From Wikisource
Jump to navigation Jump to search

NADĪM [Abulfaraj Maḥommed ibn Isḥāq ibn abī Ya‘qūb un-Nadīm] (d. 995), of Bagdad, the author of one of the most interesting works in Arabic literature, the Fihrist ul-‘Ulūm (“list of the books of all nations that were to be found in Arabic”) with notices of the authors and other particulars, carried down to the year 988. A note in the Leiden MS. places the death of the author eight years later. Of his life we know nothing. His work gives us a complete picture of the most active intellectual period of the Arabian empire.
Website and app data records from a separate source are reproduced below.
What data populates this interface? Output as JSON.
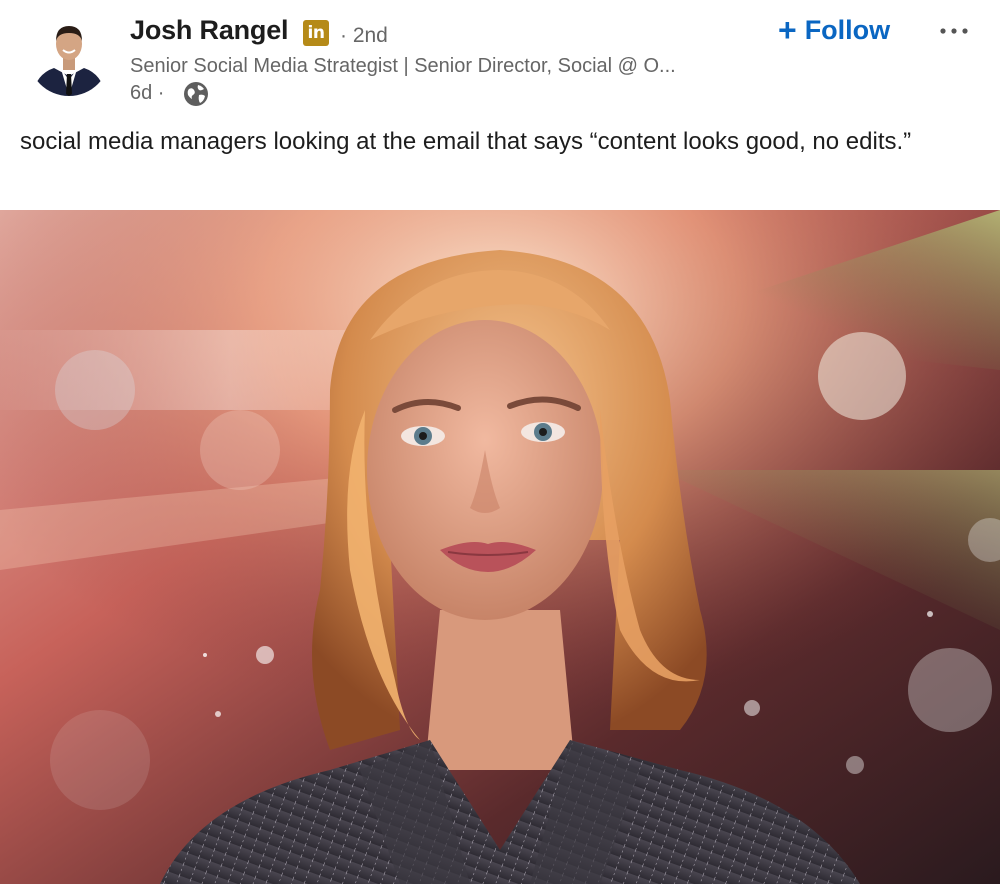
{
  "post": {
    "author": {
      "name": "Josh Rangel",
      "badge_text": "in",
      "connection_degree": "· 2nd",
      "headline": "Senior Social Media Strategist | Senior Director, Social @ O...",
      "time_ago": "6d ·",
      "visibility_icon": "globe-icon"
    },
    "follow_label": "Follow",
    "follow_icon": "plus-icon",
    "more_icon": "ellipsis-icon",
    "text": "social media managers looking at the email that says “content looks good, no edits.”",
    "colors": {
      "accent_blue": "#0a66c2",
      "badge_gold": "#b58a18",
      "secondary_text": "#666666",
      "primary_text": "#1d1d1d"
    }
  }
}
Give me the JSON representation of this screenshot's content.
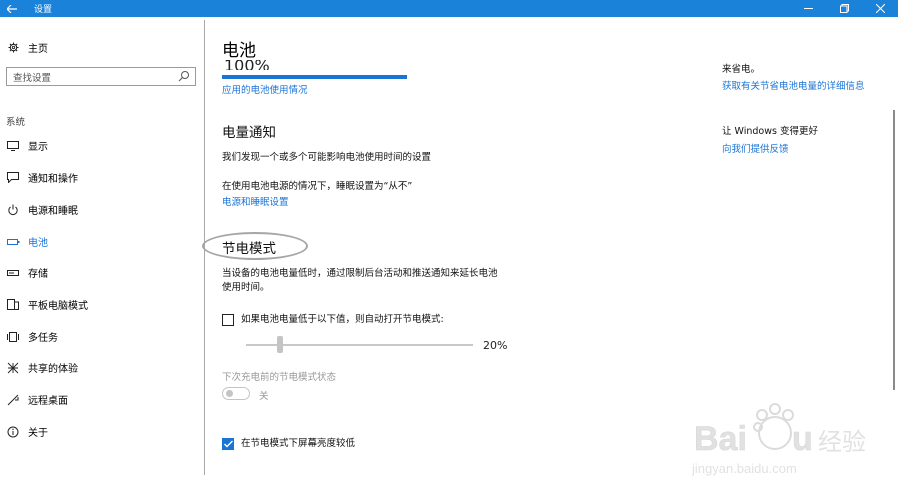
{
  "titlebar": {
    "title": "设置",
    "back_icon": "back-arrow-icon"
  },
  "sidebar": {
    "home_label": "主页",
    "search_placeholder": "查找设置",
    "section_label": "系统",
    "items": [
      {
        "label": "显示",
        "icon": "monitor-icon"
      },
      {
        "label": "通知和操作",
        "icon": "notification-icon"
      },
      {
        "label": "电源和睡眠",
        "icon": "power-icon"
      },
      {
        "label": "电池",
        "icon": "battery-icon",
        "active": true
      },
      {
        "label": "存储",
        "icon": "storage-icon"
      },
      {
        "label": "平板电脑模式",
        "icon": "tablet-icon"
      },
      {
        "label": "多任务",
        "icon": "multitask-icon"
      },
      {
        "label": "共享的体验",
        "icon": "share-icon"
      },
      {
        "label": "远程桌面",
        "icon": "remote-icon"
      },
      {
        "label": "关于",
        "icon": "info-icon"
      }
    ]
  },
  "main": {
    "title": "电池",
    "percent_clipped": "100%",
    "battery_usage_link": "应用的电池使用情况",
    "notify_heading": "电量通知",
    "notify_text": "我们发现一个或多个可能影响电池使用时间的设置",
    "sleep_text": "在使用电池电源的情况下，睡眠设置为“从不”",
    "power_sleep_link": "电源和睡眠设置",
    "saver_heading": "节电模式",
    "saver_desc_1": "当设备的电池电量低时，通过限制后台活动和推送通知来延长电池",
    "saver_desc_2": "使用时间。",
    "auto_checkbox_label": "如果电池电量低于以下值，则自动打开节电模式:",
    "slider_value": "20%",
    "slider_fraction": 0.2,
    "next_charge_label": "下次充电前的节电模式状态",
    "toggle_label": "关",
    "brightness_label": "在节电模式下屏幕亮度较低"
  },
  "right": {
    "partial_text": "来省电。",
    "battery_tips_link": "获取有关节省电池电量的详细信息",
    "feedback_heading": "让 Windows 变得更好",
    "feedback_link": "向我们提供反馈"
  },
  "colors": {
    "accent": "#1a74d4",
    "titlebar": "#1a82d9"
  }
}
He traces the rise and growth of philology and belles-lettres, of theology, orthodox and heretical, of law and history, of mathematics and astronomy, of medicine and alchemy; he does not despise the histories of knights errant, the fables of Kalila and Dimna, the facetiae of the “boon companions,” the works of magic and divination. But to us no part of his work is more interesting than his account of the beliefs of sects and peoples beyond Islam. Here, fortunately, still more than in other parts of his work, he goes beyond the functions of the mere cataloguer; he tells what he learned of China from a Christian missionary of Nejrān, of India from a description of its religion compiled for the Barmecide Yaḥya; his full accounts of the Sabians of Harran and of the doctrines of Mani are of the first importance for the historian of Asiatic religions.

Imperfect manuscripts of the Fihrist exist in Paris, Leiden and Vienna. The text was prepared for publication by G. Flügel, and edited after his death by J. Rodiger and A. Müller (2 vols., Leipzig, 1871-1872). Flügel had already given a full analysis of the work in the Journal of the German Oriental Society, vol. xiii. (1859), pp. 559-650; cf. E. G. Browne, A Literary History of Persia (London, 1902), pp. 383-387. T. Houtsma supplied a lacuna in Flügel's edition in the Vienna Oriental Journal, vol. iv. pp. 217 sqq.